Despite Anderson's tenacious pursuit and the relentless pressure applied by third-place Dave Connolly, Line began strengthening his stronghold around first-place at the Torco Racing Fuels NHRA Nationals at Virginia Motorsports Park in Richmond. After earning his fifth raceday pole of 2006, Line broke the points bank at VMP by setting a national-record elapsed time for the second weekend in a row with a run of 6.558 seconds, and a national-record speed of 209.75 mph en route to his fourth win of the season.
"I never dreamed that I could set the record twice, so to me it was a big deal," said Line. "We figured we could go that fast, but saying it and doing it are two different things. It was one of those times that we went in there with the right stuff, and we probably got a little bit lucky at the same time. It was one of those very rare moments. Our Summit Racing Pontiac ran great, the engine worked great and the driver didn't do too bad either. It was a fun weekend.
"With everything that we've accomplished this season, I'm probably most proud of setting the record, especially when we were able to do it on consecutive weekends. Whenever you can set the record in a class made for naturally-aspirated engines, that's a big deal for a guy who works in the engine shop. We pride ourselves on making good power, and making more power than anyone else, and when you can set the record, that solidifies your spot in the horsepower hierarchy."
In addition to his category-leading 40 round wins this season and the 40 bonus points for twice setting the national elapsed-time record, some other key factors in Line's championship charge include going 3-0 on raceday against Anderson, and 4-4 against Connolly (who he has raced more than any other driver this season). Line also has not lost a round-one matchup since July 23 at Seattle (the longest streak in Pro Stock), and he leads the category this year with the fewest first-round losses (four).
"The trick is not to beat yourself," said Line. "I remember watching Greg Stanfield when he won all of those championships in Super Stock. The thing he did better than everyone else is that he didn't beat himself - he made you beat him. He was going up there and cutting the same light on the tree every time, and was going to run within a hundredth of his dial-in. If you could beat him go ahead. For me, I'm about .040 or .050 on the light these days, and the car's going to run what it runs. If you can outdo that then you're going to win the round, but that's what I'll continue to do for the remainder of the season."
With the year winding down and the Pro Stock championship going to one of the cars in the Summit Racing Pontiac camp, Jason Line is already looking ahead to 2007 and for ways to keep the team's two GTOs at the front of the pack.

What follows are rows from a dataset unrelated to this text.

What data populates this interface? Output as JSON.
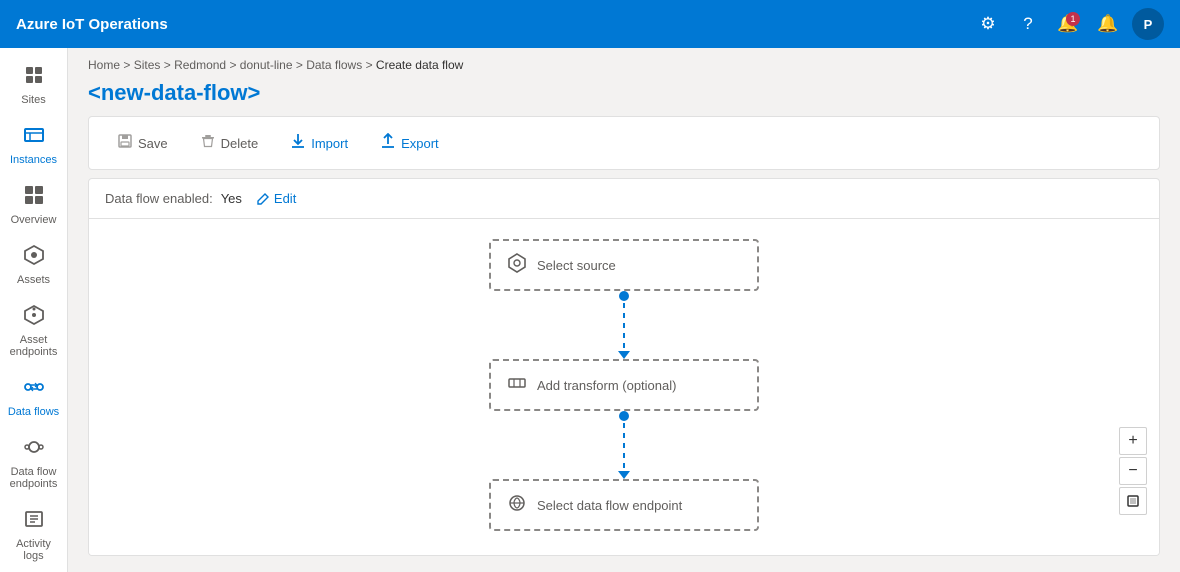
{
  "app": {
    "title": "Azure IoT Operations"
  },
  "topbar": {
    "title": "Azure IoT Operations",
    "avatar_label": "P",
    "notification_count": "1"
  },
  "sidebar": {
    "items": [
      {
        "id": "sites",
        "label": "Sites",
        "icon": "⊞",
        "active": false
      },
      {
        "id": "instances",
        "label": "Instances",
        "icon": "◫",
        "active": false
      },
      {
        "id": "overview",
        "label": "Overview",
        "icon": "▦",
        "active": false
      },
      {
        "id": "assets",
        "label": "Assets",
        "icon": "⬡",
        "active": false
      },
      {
        "id": "asset-endpoints",
        "label": "Asset endpoints",
        "icon": "⬡",
        "active": false
      },
      {
        "id": "data-flows",
        "label": "Data flows",
        "icon": "⇌",
        "active": true
      },
      {
        "id": "data-flow-endpoints",
        "label": "Data flow endpoints",
        "icon": "⬡",
        "active": false
      },
      {
        "id": "activity-logs",
        "label": "Activity logs",
        "icon": "☰",
        "active": false
      }
    ]
  },
  "breadcrumb": {
    "items": [
      "Home",
      "Sites",
      "Redmond",
      "donut-line",
      "Data flows",
      "Create data flow"
    ]
  },
  "page": {
    "title": "<new-data-flow>"
  },
  "toolbar": {
    "save_label": "Save",
    "delete_label": "Delete",
    "import_label": "Import",
    "export_label": "Export"
  },
  "dataflow_bar": {
    "label": "Data flow enabled:",
    "value": "Yes",
    "edit_label": "Edit"
  },
  "flow_nodes": [
    {
      "id": "source",
      "label": "Select source",
      "icon": "⬡"
    },
    {
      "id": "transform",
      "label": "Add transform (optional)",
      "icon": "⊞"
    },
    {
      "id": "endpoint",
      "label": "Select data flow endpoint",
      "icon": "⬡"
    }
  ],
  "zoom_controls": {
    "zoom_in_label": "+",
    "zoom_out_label": "−",
    "fit_label": "⊡"
  }
}
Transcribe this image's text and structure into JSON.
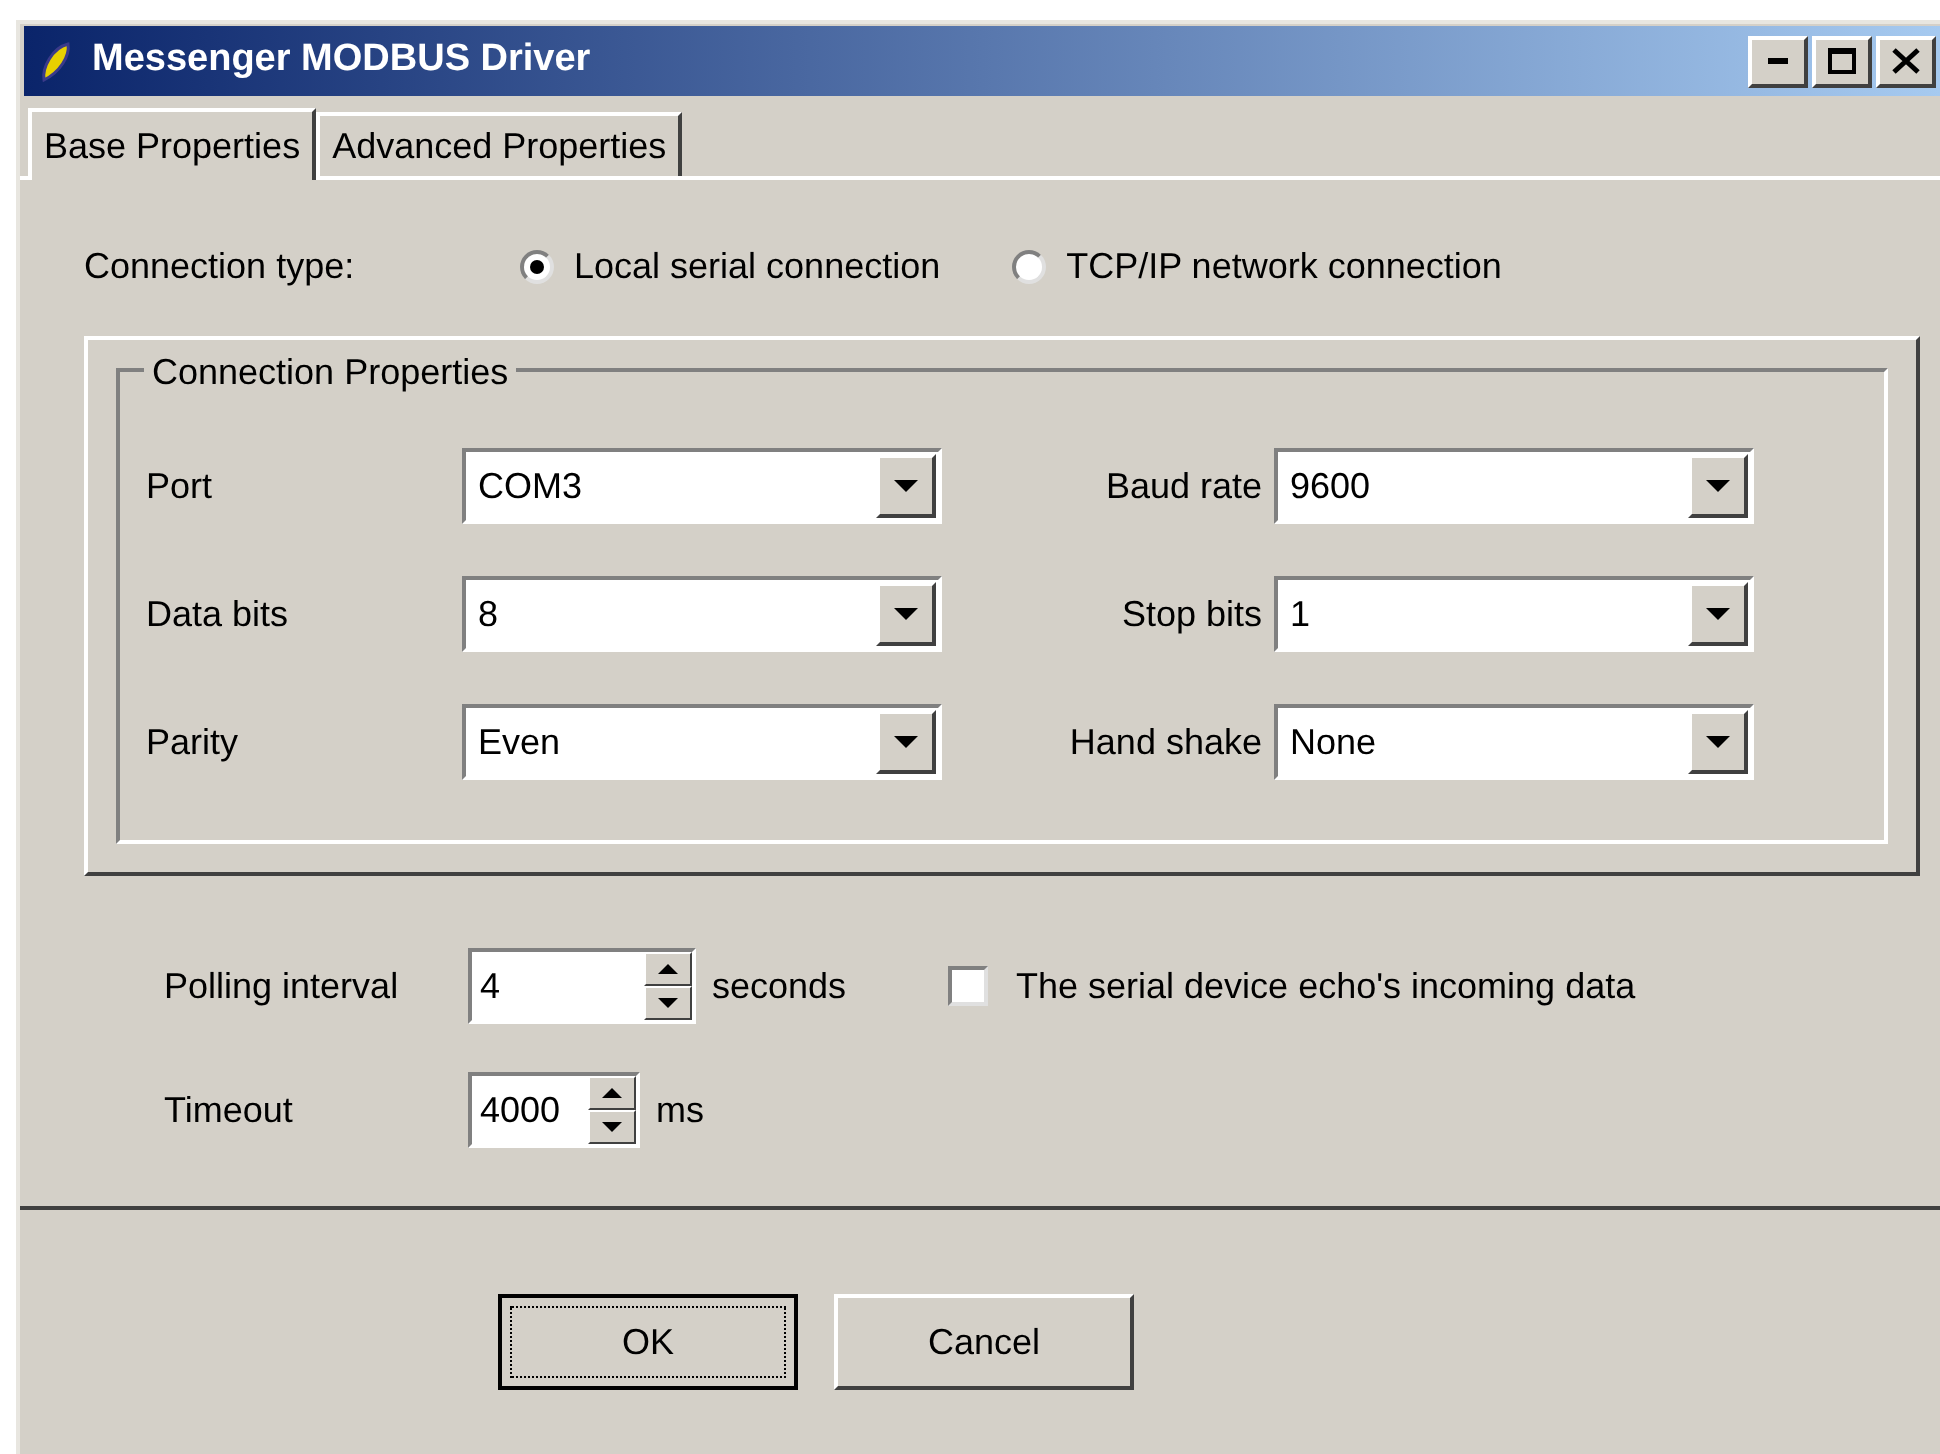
{
  "window": {
    "title": "Messenger MODBUS Driver"
  },
  "tabs": [
    {
      "label": "Base Properties",
      "selected": true
    },
    {
      "label": "Advanced Properties",
      "selected": false
    }
  ],
  "connection_type": {
    "label": "Connection type:",
    "options": [
      {
        "label": "Local serial connection",
        "selected": true
      },
      {
        "label": "TCP/IP network connection",
        "selected": false
      }
    ]
  },
  "connection_properties": {
    "title": "Connection Properties",
    "fields": [
      {
        "label": "Port",
        "value": "COM3"
      },
      {
        "label": "Baud rate",
        "value": "9600"
      },
      {
        "label": "Data bits",
        "value": "8"
      },
      {
        "label": "Stop bits",
        "value": "1"
      },
      {
        "label": "Parity",
        "value": "Even"
      },
      {
        "label": "Hand shake",
        "value": "None"
      }
    ]
  },
  "polling_interval": {
    "label": "Polling interval",
    "value": "4",
    "unit": "seconds"
  },
  "echo_checkbox": {
    "label": "The serial device echo's incoming data",
    "checked": false
  },
  "timeout": {
    "label": "Timeout",
    "value": "4000",
    "unit": "ms"
  },
  "buttons": [
    {
      "label": "OK",
      "default": true
    },
    {
      "label": "Cancel",
      "default": false
    }
  ]
}
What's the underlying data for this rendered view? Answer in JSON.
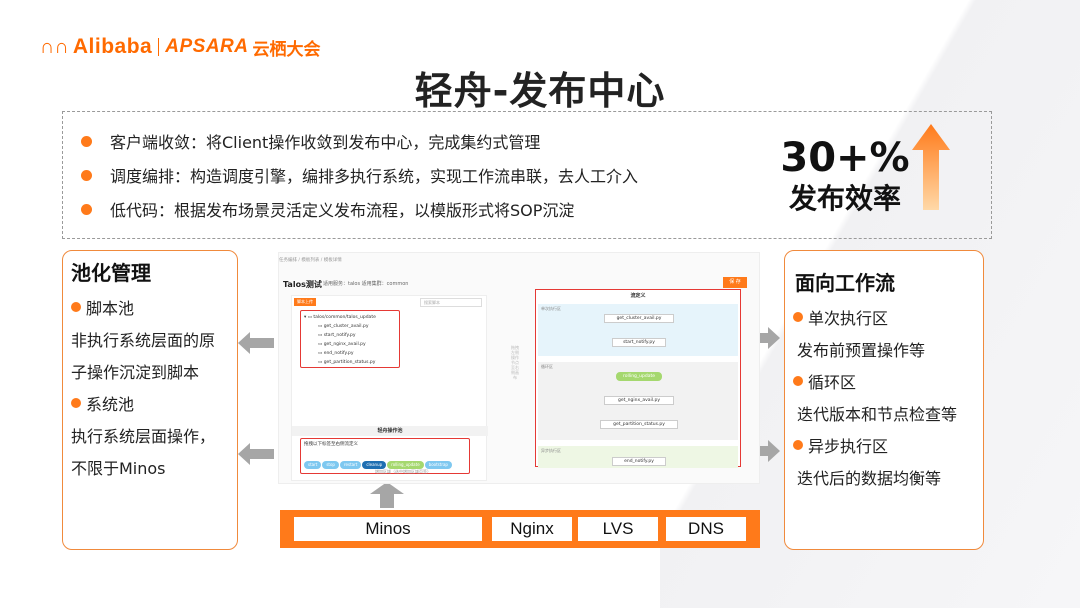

"I'm constantly thinking, 24/7, about something engine related - always," said Line. "Last week, after one of our dyno pulls, we found a little more horsepower, not much, three or four horsepower, and not enough that you'll actually see it. But the next time, or the next two times we find three or four horsepower, it's going to show up and you're going to see it on the racetrack. We're constantly looking for that. It's a quest. No stone is left unturned, and for me, that's what is the most fun of this whole deal knowing that you can never be finished. It's fun to find power and trying to find more becomes absolutely addictive. Everybody enjoys this, but there are certain individuals out here, including myself, that not only enjoy it, but live for it."
-credit: gm racing